There is something supremely noble
about Robert Plant’s refusal to sign up for a Led Zeppelin reunion. In a recent
interview, the golden-curled singer spoke with enthusiasm about their one-off
O2 Arena gig in December ’07, but also revealed how he’d “swerved” that
evening’s after-show party and landed instead at Marathon – a seedy kebab
shop-cum-late-night boozer in Camden.
His subsequent flouting of what
would surely be the highest wage in rock history, feels momentous, in an era
when the sponsorship dollar truly dominates music. In Plant’s eyes, the
original Zeppelin, and indeed the O2 gig (a memorial for Atlantic Records’
Ahmet Ertegun), were moments in time, never to be repeated. In their place, he
chooses to try to spirit up fresh moments, as with this latest venture.
The album title, Band of Joy,
revives the name of Plant’s pre-Zeppelin psychedelic group in the mid-Sixties.
This, however, is a new collective, convened in Nashville, centred on a
seasoned session player, Buddy Miller, and the music is consistent more with
the rootsy sound of his latter-day solo records.
Aside from his strenuously
modernist Eighties work, Plant has always favoured deeper, lasting traditions;
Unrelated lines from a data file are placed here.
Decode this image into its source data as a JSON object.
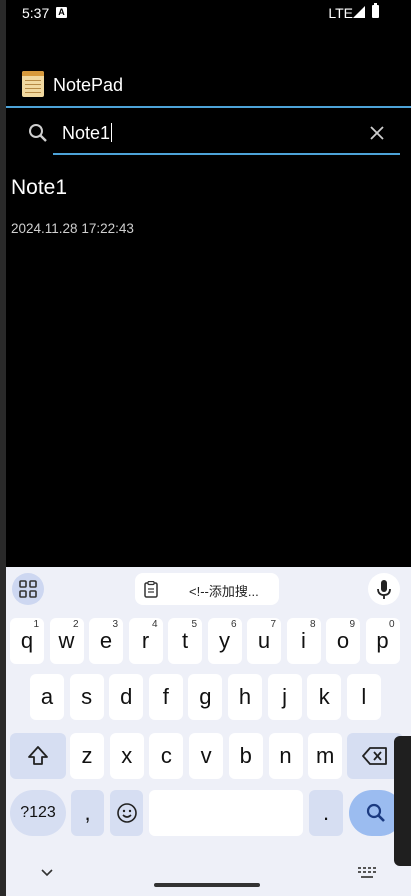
{
  "status": {
    "time": "5:37",
    "network": "LTE"
  },
  "app": {
    "title": "NotePad"
  },
  "search": {
    "value": "Note1"
  },
  "notes": [
    {
      "title": "Note1",
      "timestamp": "2024.11.28 17:22:43"
    }
  ],
  "keyboard": {
    "clipboard_text": "<!--添加搜...",
    "row1": [
      {
        "k": "q",
        "s": "1"
      },
      {
        "k": "w",
        "s": "2"
      },
      {
        "k": "e",
        "s": "3"
      },
      {
        "k": "r",
        "s": "4"
      },
      {
        "k": "t",
        "s": "5"
      },
      {
        "k": "y",
        "s": "6"
      },
      {
        "k": "u",
        "s": "7"
      },
      {
        "k": "i",
        "s": "8"
      },
      {
        "k": "o",
        "s": "9"
      },
      {
        "k": "p",
        "s": "0"
      }
    ],
    "row2": [
      "a",
      "s",
      "d",
      "f",
      "g",
      "h",
      "j",
      "k",
      "l"
    ],
    "row3": [
      "z",
      "x",
      "c",
      "v",
      "b",
      "n",
      "m"
    ],
    "numbers_label": "?123",
    "comma": ",",
    "period": "."
  }
}
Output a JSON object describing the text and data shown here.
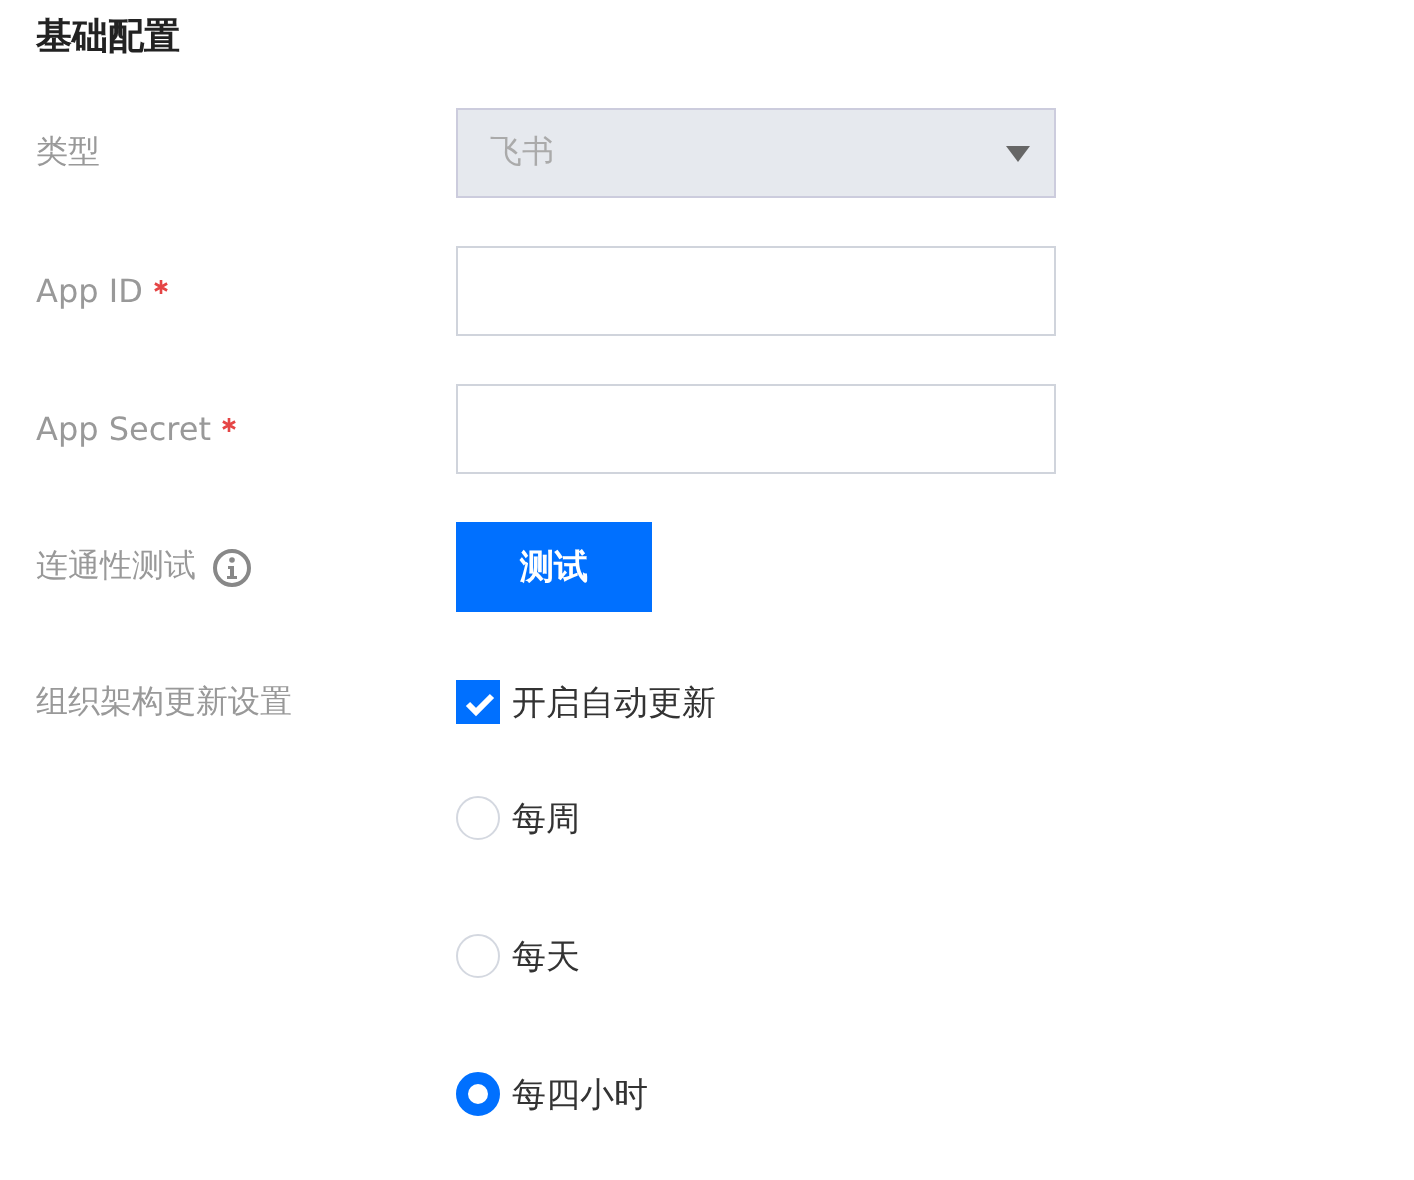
{
  "section_title": "基础配置",
  "fields": [
    {
      "kind": "select",
      "label": "类型",
      "required": false,
      "value": "飞书",
      "disabled": true
    },
    {
      "kind": "input",
      "label": "App ID",
      "required": true
    },
    {
      "kind": "input",
      "label": "App Secret",
      "required": true
    },
    {
      "kind": "button",
      "label": "连通性测试",
      "info": true,
      "button": "测试"
    },
    {
      "kind": "update",
      "label": "组织架构更新设置",
      "checkbox": {
        "label": "开启自动更新",
        "checked": true
      },
      "options": [
        {
          "label": "每周",
          "selected": false
        },
        {
          "label": "每天",
          "selected": false
        },
        {
          "label": "每四小时",
          "selected": true
        }
      ]
    }
  ]
}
from his early-Noughties combo, Strange Sensation, through to 2007’s Raising
Sand, his Grammy-winning collaboration with Alison Krauss (a sequel to which he
has also postponed indefinitely), he has avidly pursued his enthusiasm for
vintage R&B, blues and bluegrass, and so he does here.
Band of Joy imaginatively blends
those traditions. Central Two-O-Nine and Satan, Your Kingdom Must Come Down,
two arcane blues standards, complete with chain-gang-moaning choruses, are
given a timeless quality by mandolin-picking arrangements. Elsewhere, I’m
Falling in Love Again essays a folksy R&B doo-wop, while The Only Sound
That Matters strikes out on a heart‑burstingly expansive country road, like a
weirdness-free Tom Waits classic.
On many of the songs, Plant sings
alongside esteemed country singer Patty Griffin, a vocal foil not too
dissimilar to Krauss and as on Raising Sand, the material is entirely made up
of cover versions. Angel Dance, the shimmery opening groove, for instance, is a
Los Lobos makeover, while You Can’t Buy My Love was a mid-Sixties hit for the
New Orleans soul queen, Barbara Lynn, here translated into a beat-group romp.
The latter, stylistically, may be
anachronistic, but its lyrical sentiment is central. Throughout, Plant sings
like a man revelling in his freedom to sing his own choice of song – his
freedom from Zeppelin’s high-pitched screeching and crunching riffage. We
should rejoice in his liberation, too – it’s another smoulderingly beautiful